We review Tannin Hill, a Chinese tea gallery in Sentul that does food and tea pairings through breakfast and high tea course sets.

Here’s how you can go on a gastronomic journey in KL, inspired by M’sian folklore and fables

We review St. Regis Kuala Lumpur's Malaysiaku 2023 folklore-inspired menu, here's what we thought of the food, drinks, and experience.

Chef Liang x ZEN by MEL: An impressive 9-course Chinese menu from a Michelin-trained chef

We review the ZEN by MEL x Chef Liang 9-course Chinese fine dining dinner menu at Pavilion Bukit Jalil, which costs RM350++ per pax.

Here’s what makes a visit to the Chocolate Museum in Kota Damansara worth your time

We review Chocolate Museum Kuala Lumpur in Kota Damansara and its attractions, activities, ticket prices, and store.

We tried all 12 tea-based gelato flavours at this parlour in Cheras, here’s what we thought

We review Forest Floor's premium tea-based gelatos at its parlour in Cheras. It currently has 12 flavours, some traditional, some unique.

ZEN by MEL’s 3-course lunch that’s RM188/pax is just a taste of what they can really do

We review Zen by Mel's 3-course Niisho lunch menu served in the Bukit Jalil fusion Japanese restaurant, at the price of RM188/pax.

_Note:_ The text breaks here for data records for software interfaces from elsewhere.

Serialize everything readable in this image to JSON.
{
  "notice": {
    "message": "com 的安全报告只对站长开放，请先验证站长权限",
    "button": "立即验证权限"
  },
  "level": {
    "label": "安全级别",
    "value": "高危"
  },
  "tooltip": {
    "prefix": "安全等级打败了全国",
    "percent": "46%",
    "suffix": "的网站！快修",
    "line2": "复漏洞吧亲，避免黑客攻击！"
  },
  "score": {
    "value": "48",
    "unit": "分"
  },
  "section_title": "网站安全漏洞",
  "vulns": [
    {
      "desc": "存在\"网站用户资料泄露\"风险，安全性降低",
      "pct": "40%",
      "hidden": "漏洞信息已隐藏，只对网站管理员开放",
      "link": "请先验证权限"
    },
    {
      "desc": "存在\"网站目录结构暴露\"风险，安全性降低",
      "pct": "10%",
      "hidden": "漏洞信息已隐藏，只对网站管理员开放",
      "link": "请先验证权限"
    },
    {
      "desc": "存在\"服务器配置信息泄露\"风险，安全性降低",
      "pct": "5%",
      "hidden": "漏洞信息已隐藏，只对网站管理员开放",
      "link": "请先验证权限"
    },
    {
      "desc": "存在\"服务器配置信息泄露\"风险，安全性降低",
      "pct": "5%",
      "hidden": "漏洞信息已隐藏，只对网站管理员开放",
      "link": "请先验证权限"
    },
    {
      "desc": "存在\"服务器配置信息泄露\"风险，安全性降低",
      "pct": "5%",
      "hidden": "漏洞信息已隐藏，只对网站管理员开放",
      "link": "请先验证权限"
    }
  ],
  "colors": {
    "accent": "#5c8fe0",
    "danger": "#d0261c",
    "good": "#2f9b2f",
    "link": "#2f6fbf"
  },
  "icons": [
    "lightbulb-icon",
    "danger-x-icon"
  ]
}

Komugi M’sia launched a new cafe in Shah Alam with an extensive menu, here’s what we tried

We review the Komugi cafe at AEON Shah Alam which has dine-in seating and a new, extensive menu of pastries, desserts, and drinks.